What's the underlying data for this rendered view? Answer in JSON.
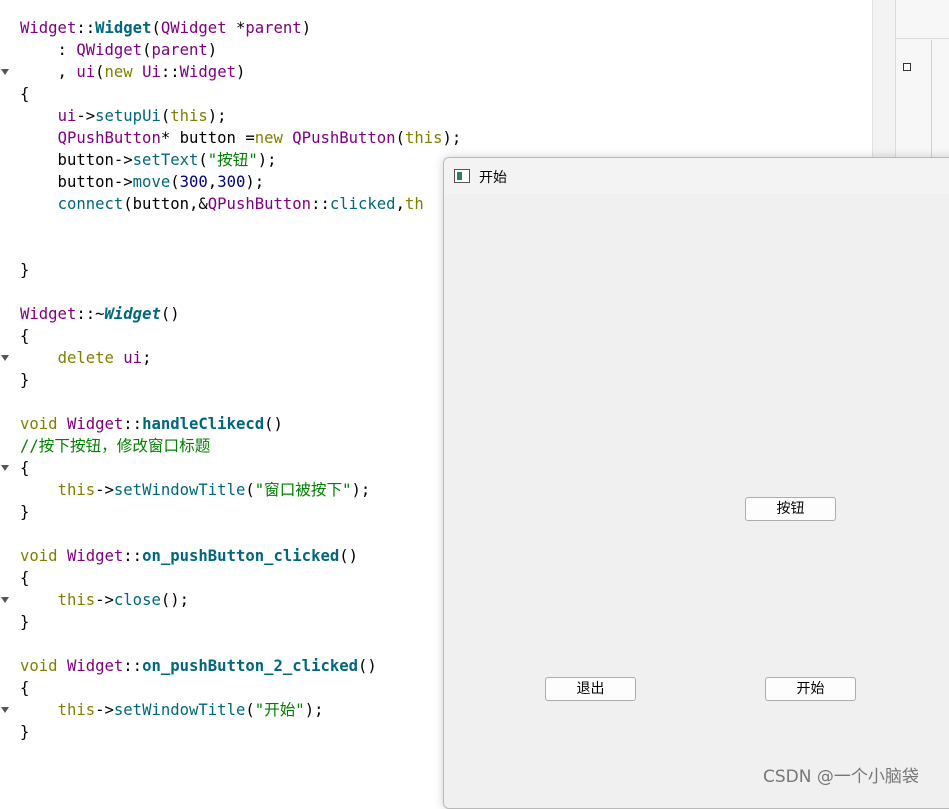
{
  "code": {
    "lines": [
      {
        "p": [
          [
            "t",
            "Widget"
          ],
          [
            "op",
            "::"
          ],
          [
            "fb",
            "Widget"
          ],
          [
            "op",
            "("
          ],
          [
            "t",
            "QWidget"
          ],
          [
            "op",
            " *"
          ],
          [
            "t",
            "parent"
          ],
          [
            "op",
            ")"
          ]
        ]
      },
      {
        "p": [
          [
            "op",
            "    : "
          ],
          [
            "t",
            "QWidget"
          ],
          [
            "op",
            "("
          ],
          [
            "t",
            "parent"
          ],
          [
            "op",
            ")"
          ]
        ]
      },
      {
        "p": [
          [
            "op",
            "    , "
          ],
          [
            "t",
            "ui"
          ],
          [
            "op",
            "("
          ],
          [
            "k",
            "new"
          ],
          [
            "op",
            " "
          ],
          [
            "t",
            "Ui"
          ],
          [
            "op",
            "::"
          ],
          [
            "t",
            "Widget"
          ],
          [
            "op",
            ")"
          ]
        ]
      },
      {
        "p": [
          [
            "op",
            "{"
          ]
        ]
      },
      {
        "p": [
          [
            "op",
            "    "
          ],
          [
            "t",
            "ui"
          ],
          [
            "op",
            "->"
          ],
          [
            "f",
            "setupUi"
          ],
          [
            "op",
            "("
          ],
          [
            "k",
            "this"
          ],
          [
            "op",
            ");"
          ]
        ]
      },
      {
        "p": [
          [
            "op",
            "    "
          ],
          [
            "t",
            "QPushButton"
          ],
          [
            "op",
            "* button ="
          ],
          [
            "k",
            "new"
          ],
          [
            "op",
            " "
          ],
          [
            "t",
            "QPushButton"
          ],
          [
            "op",
            "("
          ],
          [
            "k",
            "this"
          ],
          [
            "op",
            ");"
          ]
        ]
      },
      {
        "p": [
          [
            "op",
            "    button->"
          ],
          [
            "f",
            "setText"
          ],
          [
            "op",
            "("
          ],
          [
            "s",
            "\"按钮\""
          ],
          [
            "op",
            ");"
          ]
        ]
      },
      {
        "p": [
          [
            "op",
            "    button->"
          ],
          [
            "f",
            "move"
          ],
          [
            "op",
            "("
          ],
          [
            "n",
            "300"
          ],
          [
            "op",
            ","
          ],
          [
            "n",
            "300"
          ],
          [
            "op",
            ");"
          ]
        ]
      },
      {
        "p": [
          [
            "op",
            "    "
          ],
          [
            "f",
            "connect"
          ],
          [
            "op",
            "(button,&"
          ],
          [
            "t",
            "QPushButton"
          ],
          [
            "op",
            "::"
          ],
          [
            "f",
            "clicked"
          ],
          [
            "op",
            ","
          ],
          [
            "k",
            "th"
          ]
        ]
      },
      {
        "p": []
      },
      {
        "p": []
      },
      {
        "p": [
          [
            "op",
            "}"
          ]
        ]
      },
      {
        "p": []
      },
      {
        "p": [
          [
            "t",
            "Widget"
          ],
          [
            "op",
            "::~"
          ],
          [
            "fi",
            "Widget"
          ],
          [
            "op",
            "()"
          ]
        ]
      },
      {
        "p": [
          [
            "op",
            "{"
          ]
        ]
      },
      {
        "p": [
          [
            "op",
            "    "
          ],
          [
            "k",
            "delete"
          ],
          [
            "op",
            " "
          ],
          [
            "t",
            "ui"
          ],
          [
            "op",
            ";"
          ]
        ]
      },
      {
        "p": [
          [
            "op",
            "}"
          ]
        ]
      },
      {
        "p": []
      },
      {
        "p": [
          [
            "k",
            "void"
          ],
          [
            "op",
            " "
          ],
          [
            "t",
            "Widget"
          ],
          [
            "op",
            "::"
          ],
          [
            "fb",
            "handleClikecd"
          ],
          [
            "op",
            "()"
          ]
        ]
      },
      {
        "p": [
          [
            "c",
            "//按下按钮，修改窗口标题"
          ]
        ]
      },
      {
        "p": [
          [
            "op",
            "{"
          ]
        ]
      },
      {
        "p": [
          [
            "op",
            "    "
          ],
          [
            "k",
            "this"
          ],
          [
            "op",
            "->"
          ],
          [
            "f",
            "setWindowTitle"
          ],
          [
            "op",
            "("
          ],
          [
            "s",
            "\"窗口被按下\""
          ],
          [
            "op",
            ");"
          ]
        ]
      },
      {
        "p": [
          [
            "op",
            "}"
          ]
        ]
      },
      {
        "p": []
      },
      {
        "p": [
          [
            "k",
            "void"
          ],
          [
            "op",
            " "
          ],
          [
            "t",
            "Widget"
          ],
          [
            "op",
            "::"
          ],
          [
            "fb",
            "on_pushButton_clicked"
          ],
          [
            "op",
            "()"
          ]
        ]
      },
      {
        "p": [
          [
            "op",
            "{"
          ]
        ]
      },
      {
        "p": [
          [
            "op",
            "    "
          ],
          [
            "k",
            "this"
          ],
          [
            "op",
            "->"
          ],
          [
            "f",
            "close"
          ],
          [
            "op",
            "();"
          ]
        ]
      },
      {
        "p": [
          [
            "op",
            "}"
          ]
        ]
      },
      {
        "p": []
      },
      {
        "p": [
          [
            "k",
            "void"
          ],
          [
            "op",
            " "
          ],
          [
            "t",
            "Widget"
          ],
          [
            "op",
            "::"
          ],
          [
            "fb",
            "on_pushButton_2_clicked"
          ],
          [
            "op",
            "()"
          ]
        ]
      },
      {
        "p": [
          [
            "op",
            "{"
          ]
        ]
      },
      {
        "p": [
          [
            "op",
            "    "
          ],
          [
            "k",
            "this"
          ],
          [
            "op",
            "->"
          ],
          [
            "f",
            "setWindowTitle"
          ],
          [
            "op",
            "("
          ],
          [
            "s",
            "\"开始\""
          ],
          [
            "op",
            ");"
          ]
        ]
      },
      {
        "p": [
          [
            "op",
            "}"
          ]
        ]
      }
    ]
  },
  "app_window": {
    "title": "开始",
    "buttons": {
      "anniu": "按钮",
      "quit": "退出",
      "start": "开始"
    }
  },
  "watermark": "CSDN @一个小脑袋"
}
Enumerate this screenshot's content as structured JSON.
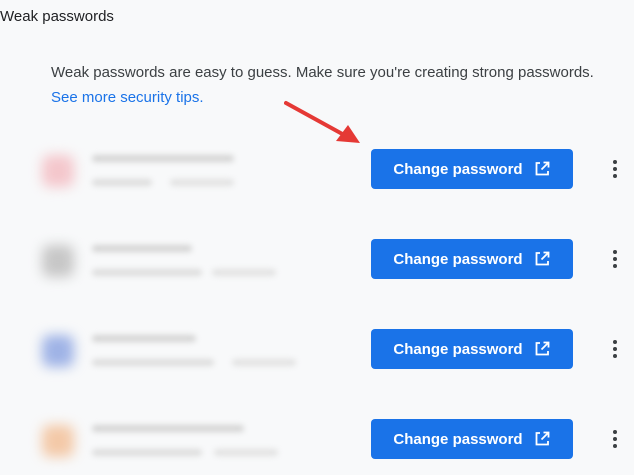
{
  "section": {
    "title": "Weak passwords",
    "description": "Weak passwords are easy to guess. Make sure you're creating strong passwords.",
    "tips_link": "See more security tips."
  },
  "rows": [
    {
      "button_label": "Change password",
      "icon_color": "#f4c7cc"
    },
    {
      "button_label": "Change password",
      "icon_color": "#c7c7c7"
    },
    {
      "button_label": "Change password",
      "icon_color": "#9fb3e6"
    },
    {
      "button_label": "Change password",
      "icon_color": "#f3c9a8"
    }
  ],
  "colors": {
    "accent": "#1a73e8",
    "annotation_arrow": "#e53935"
  },
  "icons": {
    "external_link": "open-in-new-icon",
    "menu": "more-vert-icon"
  }
}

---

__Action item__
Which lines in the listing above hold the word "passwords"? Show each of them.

__Answer to the exercise__
    "title": "Weak passwords",
    "description": "Weak passwords are easy to guess. Make sure you're creating strong passwords.",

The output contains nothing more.